What to produce:
The reply should be the records repeated exactly, without any images.

Extracted material:

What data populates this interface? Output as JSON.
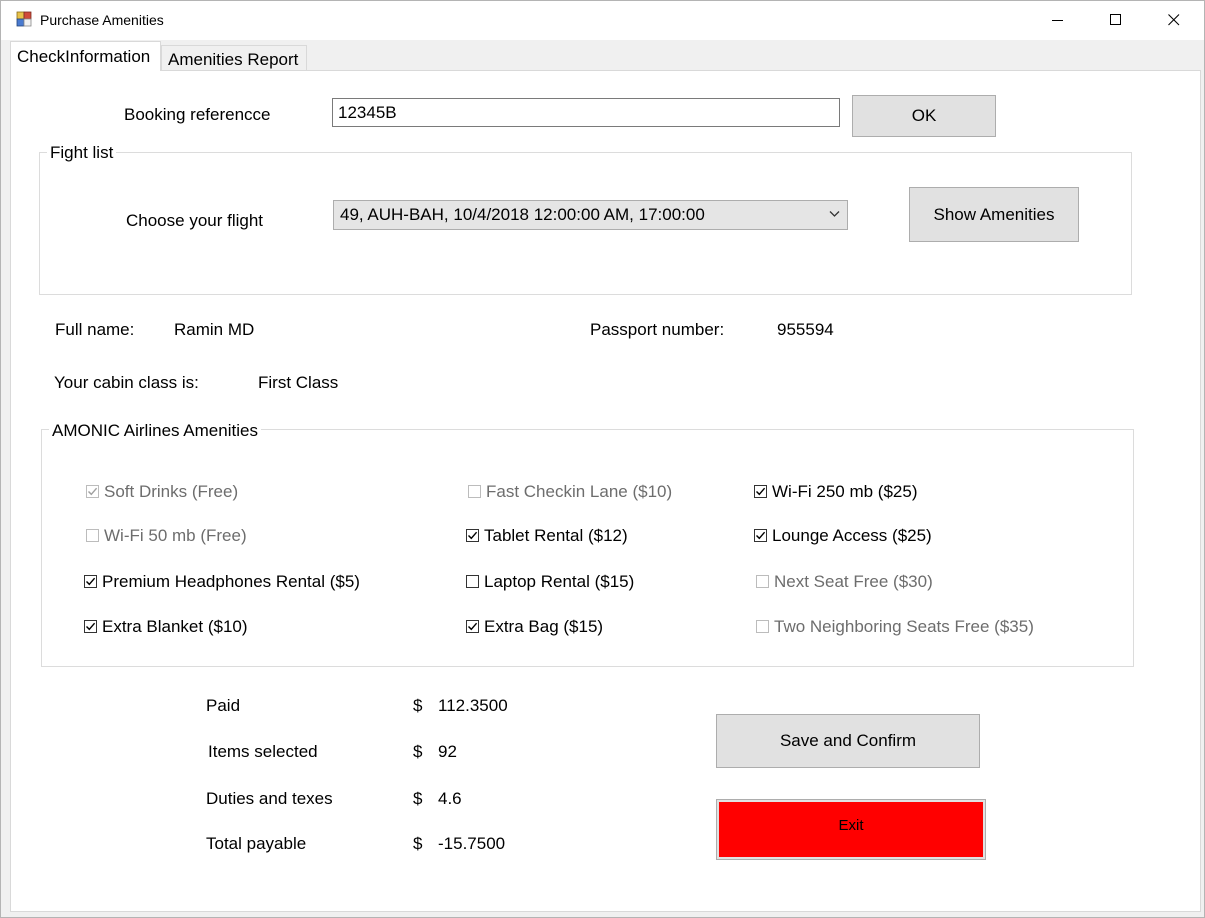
{
  "window": {
    "title": "Purchase Amenities",
    "controls": {
      "minimize_icon": "minimize-icon",
      "maximize_icon": "maximize-icon",
      "close_icon": "close-icon"
    }
  },
  "tabs": [
    {
      "label": "CheckInformation",
      "active": true
    },
    {
      "label": "Amenities Report",
      "active": false
    }
  ],
  "booking": {
    "label": "Booking referencce",
    "value": "12345B",
    "ok_label": "OK"
  },
  "flight_group": {
    "caption": "Fight list",
    "choose_label": "Choose your flight",
    "selected_flight": "49, AUH-BAH, 10/4/2018 12:00:00 AM, 17:00:00",
    "show_button": "Show Amenities"
  },
  "passenger": {
    "full_name_label": "Full name:",
    "full_name": "Ramin MD",
    "passport_label": "Passport number:",
    "passport": "955594",
    "cabin_label": "Your cabin class is:",
    "cabin": "First Class"
  },
  "amenities": {
    "caption": "AMONIC Airlines Amenities",
    "items": [
      {
        "label": "Soft Drinks (Free)",
        "checked": true,
        "enabled": false
      },
      {
        "label": "Wi-Fi 50 mb (Free)",
        "checked": false,
        "enabled": false
      },
      {
        "label": "Premium Headphones Rental ($5)",
        "checked": true,
        "enabled": true
      },
      {
        "label": "Extra Blanket ($10)",
        "checked": true,
        "enabled": true
      },
      {
        "label": "Fast Checkin Lane ($10)",
        "checked": false,
        "enabled": false
      },
      {
        "label": "Tablet Rental ($12)",
        "checked": true,
        "enabled": true
      },
      {
        "label": "Laptop Rental ($15)",
        "checked": false,
        "enabled": true
      },
      {
        "label": "Extra Bag ($15)",
        "checked": true,
        "enabled": true
      },
      {
        "label": "Wi-Fi 250 mb ($25)",
        "checked": true,
        "enabled": true
      },
      {
        "label": "Lounge Access ($25)",
        "checked": true,
        "enabled": true
      },
      {
        "label": "Next Seat Free ($30)",
        "checked": false,
        "enabled": false
      },
      {
        "label": "Two Neighboring Seats Free ($35)",
        "checked": false,
        "enabled": false
      }
    ]
  },
  "summary": {
    "currency": "$",
    "rows": [
      {
        "label": "Paid",
        "value": "112.3500"
      },
      {
        "label": "Items selected",
        "value": "92"
      },
      {
        "label": "Duties and texes",
        "value": "4.6"
      },
      {
        "label": "Total payable",
        "value": "-15.7500"
      }
    ]
  },
  "actions": {
    "save_label": "Save and Confirm",
    "exit_label": "Exit",
    "exit_color": "#ff0000"
  }
}
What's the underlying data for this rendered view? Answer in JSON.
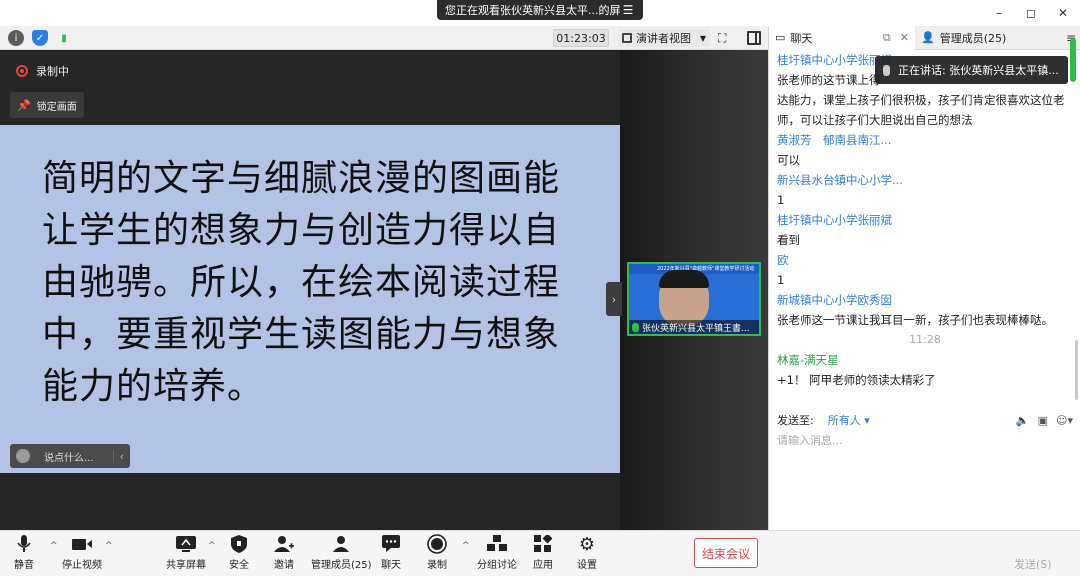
{
  "window": {
    "share_banner": "您正在观看张伙英新兴县太平...的屏幕",
    "controls": [
      "–",
      "◻",
      "✕"
    ]
  },
  "topbar": {
    "timer": "01:23:03",
    "view_mode": "演讲者视图",
    "colors": {
      "info": "#5b5b5b",
      "shield": "#2f7ee0",
      "signal": "#2fbd47"
    }
  },
  "main": {
    "recording_label": "录制中",
    "lock_label": "锁定画面",
    "slide_text": "简明的文字与细腻浪漫的图画能让学生的想象力与创造力得以自由驰骋。所以，在绘本阅读过程中，要重视学生读图能力与想象能力的培养。",
    "say_placeholder": "说点什么..."
  },
  "thumbnail": {
    "banner": "2022年新兴县\"卓越教师\"课堂教学研讨活动",
    "name": "张伙英新兴县太平镇王書..."
  },
  "chat": {
    "tab_chat": "聊天",
    "tab_members": "管理成员(25)",
    "speaking": "正在讲话: 张伙英新兴县太平镇...",
    "messages": [
      {
        "sender": "桂圩镇中心小学张丽斌",
        "text": "张老师的这节课上得"
      },
      {
        "sender": "",
        "text": "达能力，课堂上孩子们很积极，孩子们肯定很喜欢这位老师，可以让孩子们大胆说出自己的想法"
      },
      {
        "sender": "黄淑芳　郁南县南江...",
        "text": "可以"
      },
      {
        "sender": "新兴县水台镇中心小学...",
        "text": "1"
      },
      {
        "sender": "桂圩镇中心小学张丽斌",
        "text": "看到"
      },
      {
        "sender": "欧",
        "text": "1"
      },
      {
        "sender": "新城镇中心小学欧秀囡",
        "text": "张老师这一节课让我耳目一新，孩子们也表现棒棒哒。"
      }
    ],
    "time_divider": "11:28",
    "last_message": {
      "sender": "林嘉-满天星",
      "text": "+1！ 阿甲老师的领读太精彩了"
    },
    "send_to_label": "发送至:",
    "send_to_value": "所有人",
    "input_placeholder": "请输入消息...",
    "send_button": "发送(S)"
  },
  "toolbar": {
    "mute": "静音",
    "stop_video": "停止视频",
    "share": "共享屏幕",
    "security": "安全",
    "invite": "邀请",
    "members": "管理成员(25)",
    "chat": "聊天",
    "record": "录制",
    "breakout": "分组讨论",
    "apps": "应用",
    "settings": "设置",
    "end_meeting": "结束会议",
    "accent_red": "#e14a4a"
  }
}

Answer box:
What data populates this interface? Output as JSON.
{
  "window": {
    "title": "Purchase Amenities",
    "controls": {
      "minimize_icon": "minimize-icon",
      "maximize_icon": "maximize-icon",
      "close_icon": "close-icon"
    }
  },
  "tabs": [
    {
      "label": "CheckInformation",
      "active": true
    },
    {
      "label": "Amenities Report",
      "active": false
    }
  ],
  "booking": {
    "label": "Booking referencce",
    "value": "12345B",
    "ok_label": "OK"
  },
  "flight_group": {
    "caption": "Fight list",
    "choose_label": "Choose your flight",
    "selected_flight": "49, AUH-BAH, 10/4/2018 12:00:00 AM, 17:00:00",
    "show_button": "Show Amenities"
  },
  "passenger": {
    "full_name_label": "Full name:",
    "full_name": "Ramin MD",
    "passport_label": "Passport number:",
    "passport": "955594",
    "cabin_label": "Your cabin class is:",
    "cabin": "First Class"
  },
  "amenities": {
    "caption": "AMONIC Airlines Amenities",
    "items": [
      {
        "label": "Soft Drinks (Free)",
        "checked": true,
        "enabled": false
      },
      {
        "label": "Wi-Fi 50 mb (Free)",
        "checked": false,
        "enabled": false
      },
      {
        "label": "Premium Headphones Rental ($5)",
        "checked": true,
        "enabled": true
      },
      {
        "label": "Extra Blanket ($10)",
        "checked": true,
        "enabled": true
      },
      {
        "label": "Fast Checkin Lane ($10)",
        "checked": false,
        "enabled": false
      },
      {
        "label": "Tablet Rental ($12)",
        "checked": true,
        "enabled": true
      },
      {
        "label": "Laptop Rental ($15)",
        "checked": false,
        "enabled": true
      },
      {
        "label": "Extra Bag ($15)",
        "checked": true,
        "enabled": true
      },
      {
        "label": "Wi-Fi 250 mb ($25)",
        "checked": true,
        "enabled": true
      },
      {
        "label": "Lounge Access ($25)",
        "checked": true,
        "enabled": true
      },
      {
        "label": "Next Seat Free ($30)",
        "checked": false,
        "enabled": false
      },
      {
        "label": "Two Neighboring Seats Free ($35)",
        "checked": false,
        "enabled": false
      }
    ]
  },
  "summary": {
    "currency": "$",
    "rows": [
      {
        "label": "Paid",
        "value": "112.3500"
      },
      {
        "label": "Items selected",
        "value": "92"
      },
      {
        "label": "Duties and texes",
        "value": "4.6"
      },
      {
        "label": "Total payable",
        "value": "-15.7500"
      }
    ]
  },
  "actions": {
    "save_label": "Save and Confirm",
    "exit_label": "Exit",
    "exit_color": "#ff0000"
  }
}
What's the underlying data for this rendered view? Answer in JSON.
{
  "window": {
    "share_banner": "您正在观看张伙英新兴县太平...的屏幕",
    "controls": [
      "–",
      "◻",
      "✕"
    ]
  },
  "topbar": {
    "timer": "01:23:03",
    "view_mode": "演讲者视图",
    "colors": {
      "info": "#5b5b5b",
      "shield": "#2f7ee0",
      "signal": "#2fbd47"
    }
  },
  "main": {
    "recording_label": "录制中",
    "lock_label": "锁定画面",
    "slide_text": "简明的文字与细腻浪漫的图画能让学生的想象力与创造力得以自由驰骋。所以，在绘本阅读过程中，要重视学生读图能力与想象能力的培养。",
    "say_placeholder": "说点什么..."
  },
  "thumbnail": {
    "banner": "2022年新兴县\"卓越教师\"课堂教学研讨活动",
    "name": "张伙英新兴县太平镇王書..."
  },
  "chat": {
    "tab_chat": "聊天",
    "tab_members": "管理成员(25)",
    "speaking": "正在讲话: 张伙英新兴县太平镇...",
    "messages": [
      {
        "sender": "桂圩镇中心小学张丽斌",
        "text": "张老师的这节课上得"
      },
      {
        "sender": "",
        "text": "达能力，课堂上孩子们很积极，孩子们肯定很喜欢这位老师，可以让孩子们大胆说出自己的想法"
      },
      {
        "sender": "黄淑芳　郁南县南江...",
        "text": "可以"
      },
      {
        "sender": "新兴县水台镇中心小学...",
        "text": "1"
      },
      {
        "sender": "桂圩镇中心小学张丽斌",
        "text": "看到"
      },
      {
        "sender": "欧",
        "text": "1"
      },
      {
        "sender": "新城镇中心小学欧秀囡",
        "text": "张老师这一节课让我耳目一新，孩子们也表现棒棒哒。"
      }
    ],
    "time_divider": "11:28",
    "last_message": {
      "sender": "林嘉-满天星",
      "text": "+1！ 阿甲老师的领读太精彩了"
    },
    "send_to_label": "发送至:",
    "send_to_value": "所有人",
    "input_placeholder": "请输入消息...",
    "send_button": "发送(S)"
  },
  "toolbar": {
    "mute": "静音",
    "stop_video": "停止视频",
    "share": "共享屏幕",
    "security": "安全",
    "invite": "邀请",
    "members": "管理成员(25)",
    "chat": "聊天",
    "record": "录制",
    "breakout": "分组讨论",
    "apps": "应用",
    "settings": "设置",
    "end_meeting": "结束会议",
    "accent_red": "#e14a4a"
  }
}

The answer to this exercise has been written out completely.